The head of the Ohio Hispanic Coalition says Columbus has a large stake in potential changes to immigration law. Joseph Mas says the city has a larger undocumented population than other Ohio cities.
Mayor Coleman calls for another strike force
Ten police officers and one sergeant will make up the strike force team that will target areas which have recently seen more robberies. Police department spokesman, Brent Mull, says the recent home invasions were part of the motivation for the initiative.
“We looked at the overall statistical increase in robberies that we’ve had. In November of 2004 we had 326 robberies. In November of this year we had 436. So, you can see it’s over a hundred robberies that we’ve increased by.”
Mull says the officers will be very visible in neighborhoods with high robbery rates, and compares this effort to state troopers on interstates.
“I equate it to the speeding. When you see a cruiser out in the freeway system you’re probably not going to speed. That visibility there reminds you that you’re not going to be able to get away with it. So hopefully, this kind of is a moral speedometer for the criminal aspect of it all. These guys that are going to commit these robberies are going to see these officers, kind of check their moral speedometer there and go you know what I’m going to get caught.”

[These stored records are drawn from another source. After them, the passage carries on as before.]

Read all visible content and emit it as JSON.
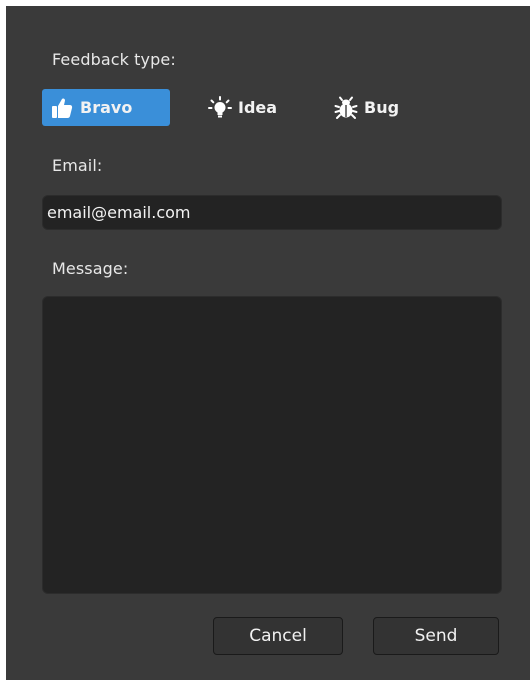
{
  "feedback_type": {
    "label": "Feedback type:",
    "options": [
      {
        "label": "Bravo",
        "icon": "thumbs-up-icon",
        "selected": true
      },
      {
        "label": "Idea",
        "icon": "lightbulb-icon",
        "selected": false
      },
      {
        "label": "Bug",
        "icon": "bug-icon",
        "selected": false
      }
    ]
  },
  "email": {
    "label": "Email:",
    "value": "email@email.com"
  },
  "message": {
    "label": "Message:",
    "value": ""
  },
  "actions": {
    "cancel_label": "Cancel",
    "send_label": "Send"
  },
  "colors": {
    "dialog_background": "#3a3a3a",
    "field_background": "#232323",
    "selected_accent": "#3a8fd9",
    "text": "#e8e8e8"
  }
}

The officers will be paid overtime for their efforts which Mull says could approach $60,000 by the month’s end. Mull declined to say when and where the officers would be deployed for the initiative, but says it started earlier this week.